Granite: This igneous rock has crystals or grains of visible size, consisting of quartz and feldspar. Granite is normally specified as polished (mirror gloss) or honed (dull sheen). It is harder than marble and less susceptible to etching, making it difficult to scratch. It is often used for floors because it holds up well to foot traffic. It is also used for countertops because it can take heat up to 500 degrees Fahrenheit. Granite is found in Italy, Brazil, Peru, India, and in the northeastern and western mountains of the United States.
Serpentine: Erroneously called “green marble, ” this igneous rock's color ranges from yellow-green to golden-brown, or black. Serpentine consists of magnesium iron silicate hydroxide. In a fibrous form it is asbestos. Normally, serpentine is used in interiors rather than exteriors because it does not stand up well to water.

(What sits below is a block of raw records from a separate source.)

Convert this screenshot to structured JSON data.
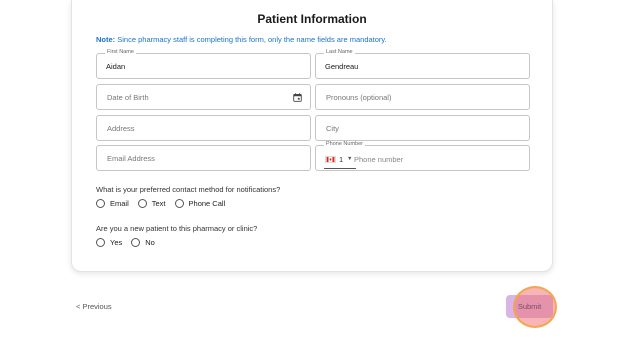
{
  "form": {
    "title": "Patient Information",
    "note_prefix": "Note:",
    "note_text": " Since pharmacy staff is completing this form, only the name fields are mandatory."
  },
  "fields": {
    "first_name": {
      "label": "First Name",
      "value": "Aidan"
    },
    "last_name": {
      "label": "Last Name",
      "value": "Gendreau"
    },
    "dob": {
      "placeholder": "Date of Birth"
    },
    "pronouns": {
      "placeholder": "Pronouns (optional)"
    },
    "address": {
      "placeholder": "Address"
    },
    "city": {
      "placeholder": "City"
    },
    "email": {
      "placeholder": "Email Address"
    },
    "phone": {
      "label": "Phone Number",
      "country_code": "1",
      "placeholder": "Phone number"
    }
  },
  "contact_method": {
    "question": "What is your preferred contact method for notifications?",
    "options": [
      "Email",
      "Text",
      "Phone Call"
    ]
  },
  "new_patient": {
    "question": "Are you a new patient to this pharmacy or clinic?",
    "options": [
      "Yes",
      "No"
    ]
  },
  "nav": {
    "previous_label": "< Previous",
    "submit_label": "Submit"
  },
  "colors": {
    "note_blue": "#1a73c8",
    "submit_bg": "#d8b4e8",
    "click_highlight": "#f07878"
  },
  "icons": {
    "calendar": "calendar-icon",
    "flag": "canada-flag-icon",
    "caret": "caret-down-icon"
  }
}
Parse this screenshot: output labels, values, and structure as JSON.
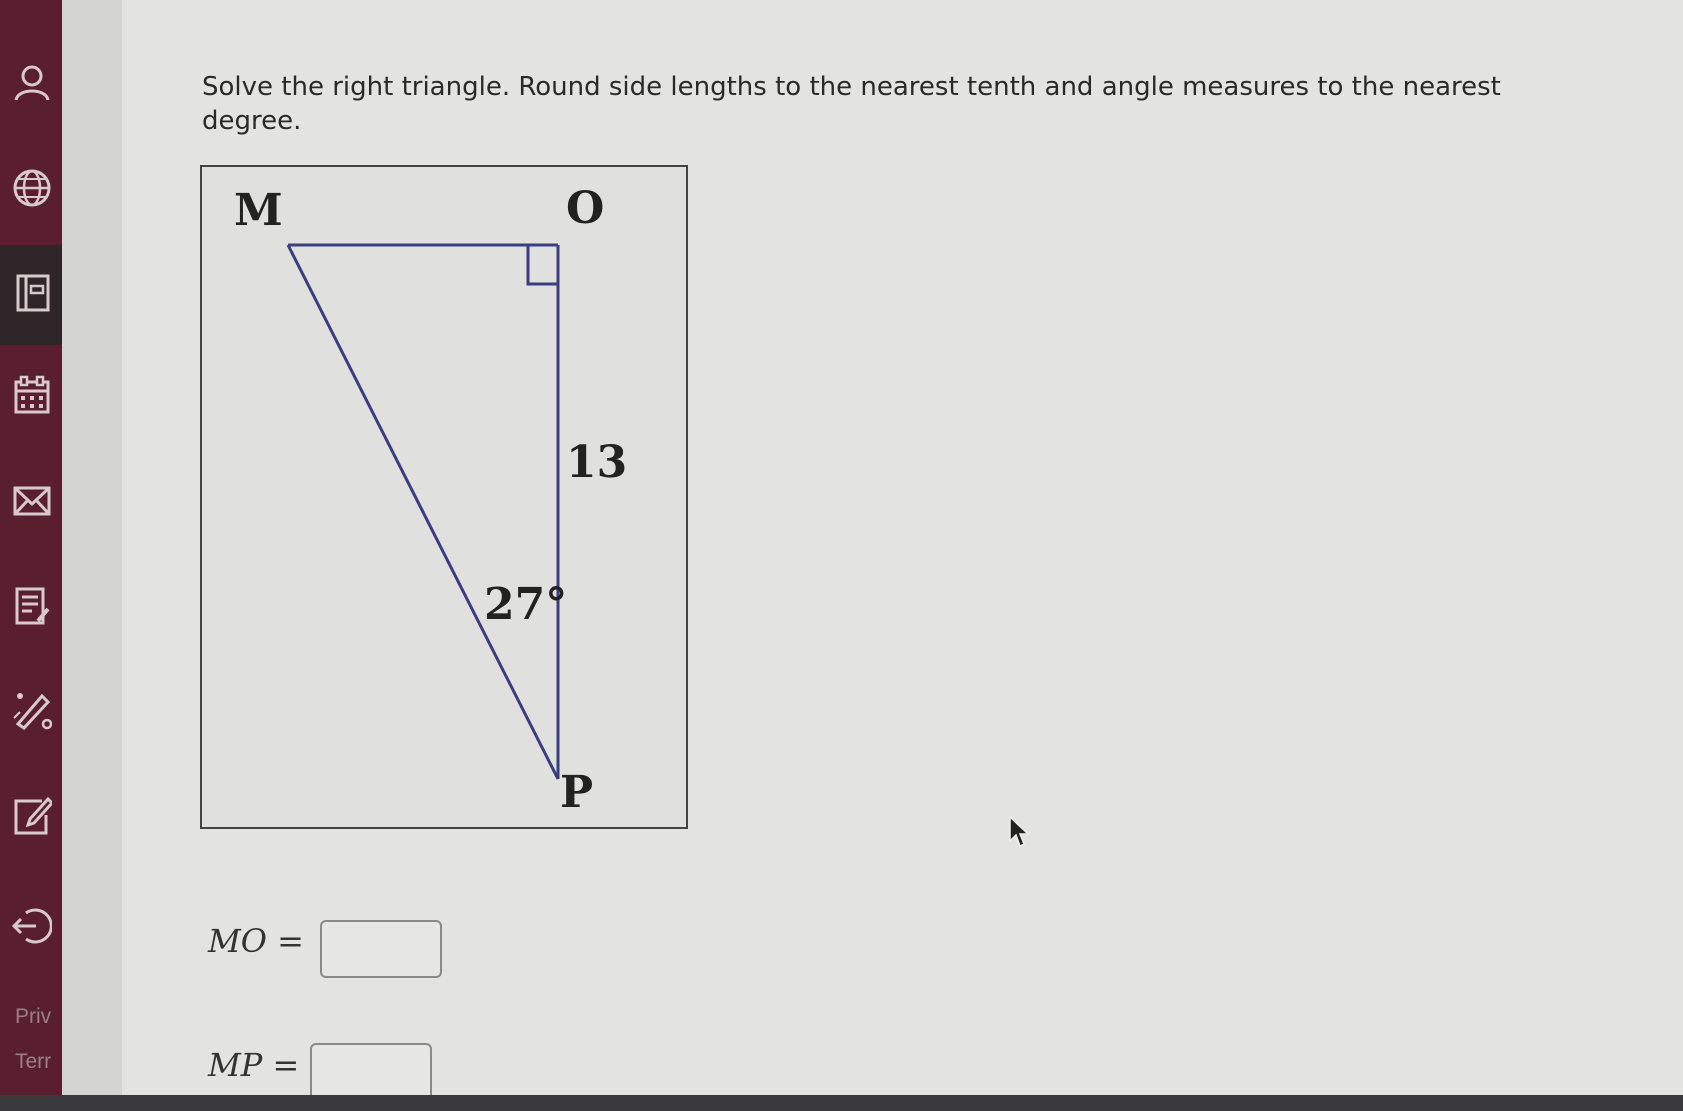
{
  "sidebar": {
    "icons": [
      "user-icon",
      "globe-icon",
      "book-icon",
      "calendar-icon",
      "mail-icon",
      "notes-icon",
      "pencil-tools-icon",
      "edit-icon",
      "logout-icon"
    ],
    "footer_links": [
      "Priv",
      "Terr"
    ]
  },
  "question": {
    "prompt": "Solve the right triangle. Round side lengths to the nearest tenth and angle measures to the nearest degree."
  },
  "figure": {
    "vertex_m": "M",
    "vertex_o": "O",
    "vertex_p": "P",
    "side_op": "13",
    "angle_p": "27°",
    "line_color": "#3a3d80"
  },
  "answers": [
    {
      "label": "MO =",
      "value": ""
    },
    {
      "label": "MP =",
      "value": ""
    }
  ],
  "colors": {
    "sidebar": "#5a1f2e",
    "background": "#e3e3e1"
  }
}
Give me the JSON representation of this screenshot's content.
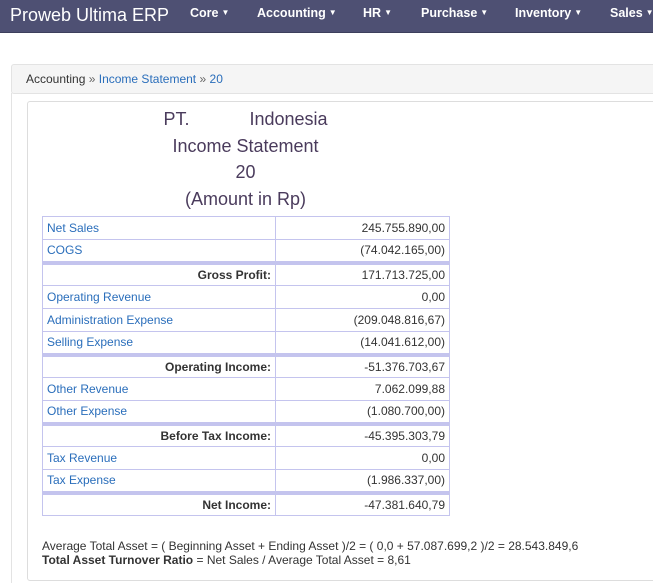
{
  "navbar": {
    "brand": "Proweb Ultima ERP",
    "menus": [
      "Core",
      "Accounting",
      "HR",
      "Purchase",
      "Inventory",
      "Sales"
    ]
  },
  "breadcrumb": {
    "root": "Accounting",
    "sep": "»",
    "page": "Income Statement",
    "period": "20"
  },
  "report": {
    "company": "PT.            Indonesia",
    "title": "Income Statement",
    "period": "20",
    "unit": "(Amount in Rp)"
  },
  "rows": [
    {
      "label": "Net Sales",
      "value": "245.755.890,00",
      "type": "item"
    },
    {
      "label": "COGS",
      "value": "(74.042.165,00)",
      "type": "item"
    },
    {
      "label": "Gross Profit:",
      "value": "171.713.725,00",
      "type": "sum"
    },
    {
      "label": "Operating Revenue",
      "value": "0,00",
      "type": "item"
    },
    {
      "label": "Administration Expense",
      "value": "(209.048.816,67)",
      "type": "item"
    },
    {
      "label": "Selling Expense",
      "value": "(14.041.612,00)",
      "type": "item"
    },
    {
      "label": "Operating Income:",
      "value": "-51.376.703,67",
      "type": "sum"
    },
    {
      "label": "Other Revenue",
      "value": "7.062.099,88",
      "type": "item"
    },
    {
      "label": "Other Expense",
      "value": "(1.080.700,00)",
      "type": "item"
    },
    {
      "label": "Before Tax Income:",
      "value": "-45.395.303,79",
      "type": "sum"
    },
    {
      "label": "Tax Revenue",
      "value": "0,00",
      "type": "item"
    },
    {
      "label": "Tax Expense",
      "value": "(1.986.337,00)",
      "type": "item"
    },
    {
      "label": "Net Income:",
      "value": "-47.381.640,79",
      "type": "sum"
    }
  ],
  "footer": {
    "avg_asset": "Average Total Asset = ( Beginning Asset + Ending Asset )/2 = ( 0,0 + 57.087.699,2 )/2 = 28.543.849,6",
    "ratio_label": "Total Asset Turnover Ratio",
    "ratio_rest": " = Net Sales / Average Total Asset = 8,61"
  }
}
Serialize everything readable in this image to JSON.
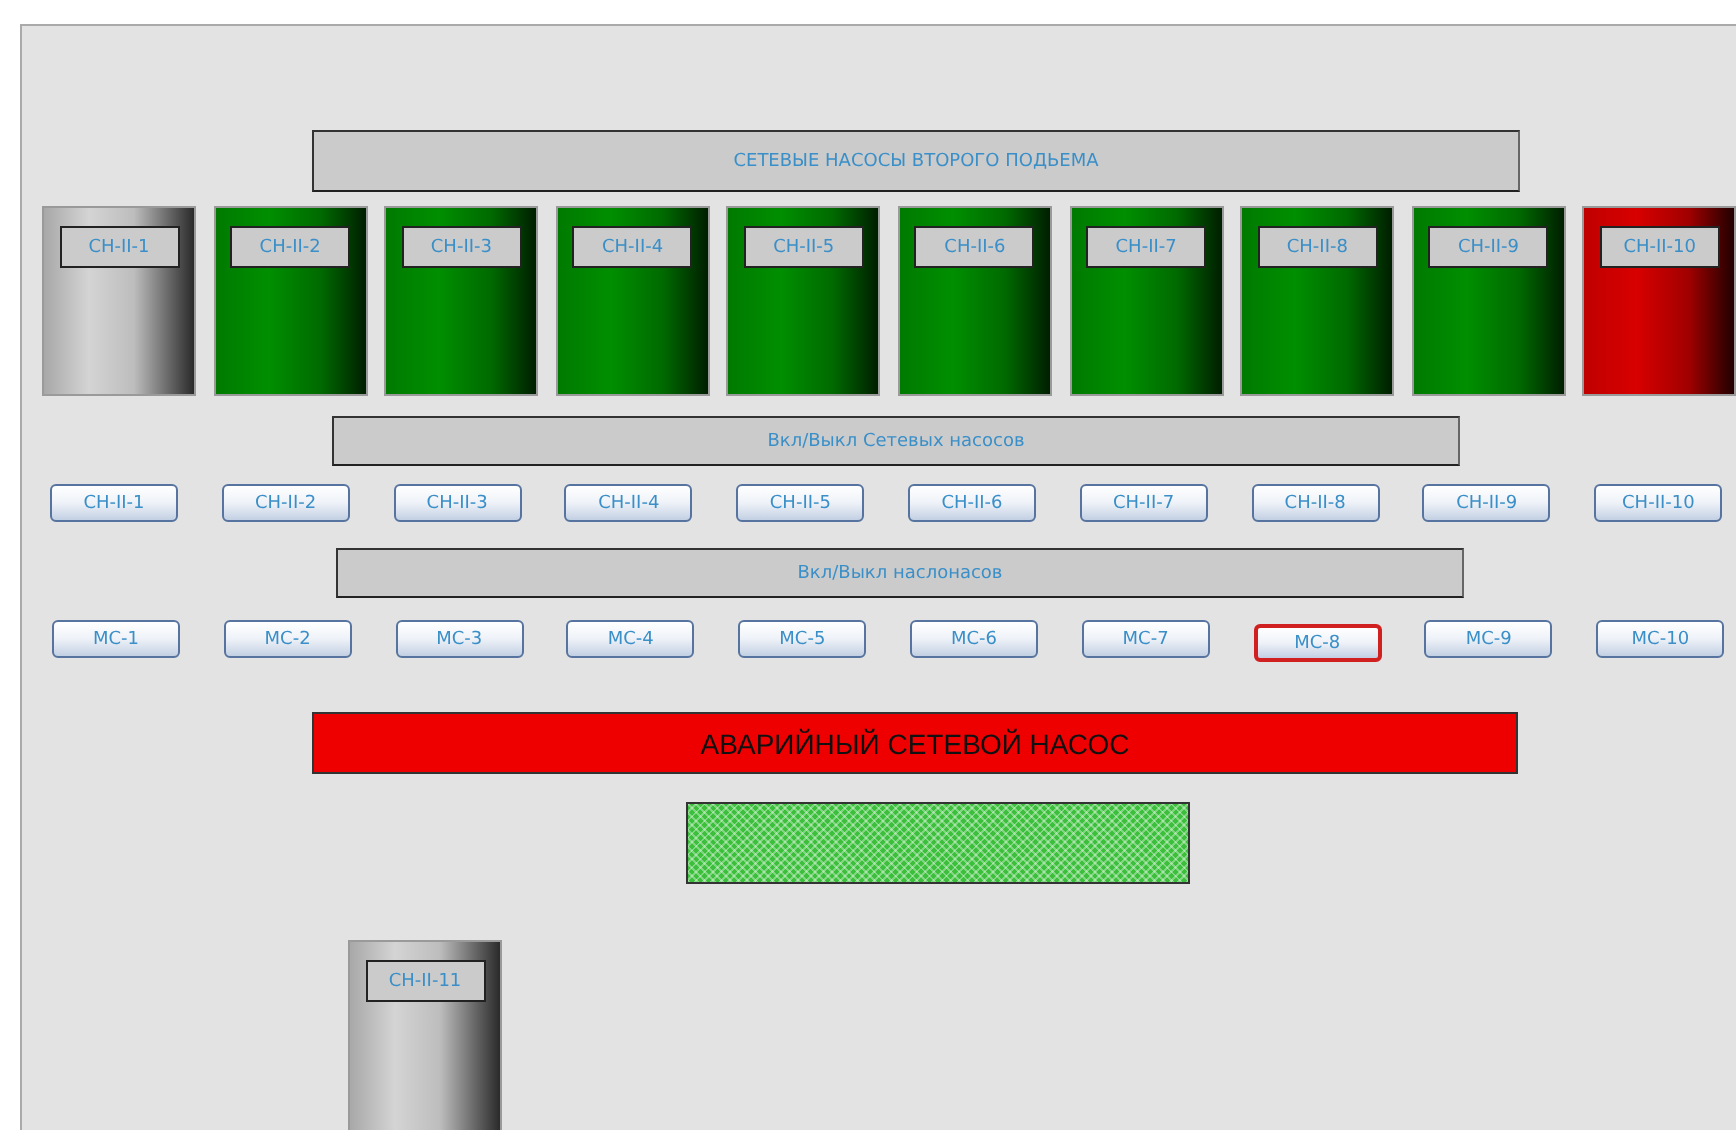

Malachite: This igneous rock varies in color from light to dark green. It is usually highly polished and used for accents such as fireplace trim. Malachite comes from Africa, Russia, Australia, and the United States.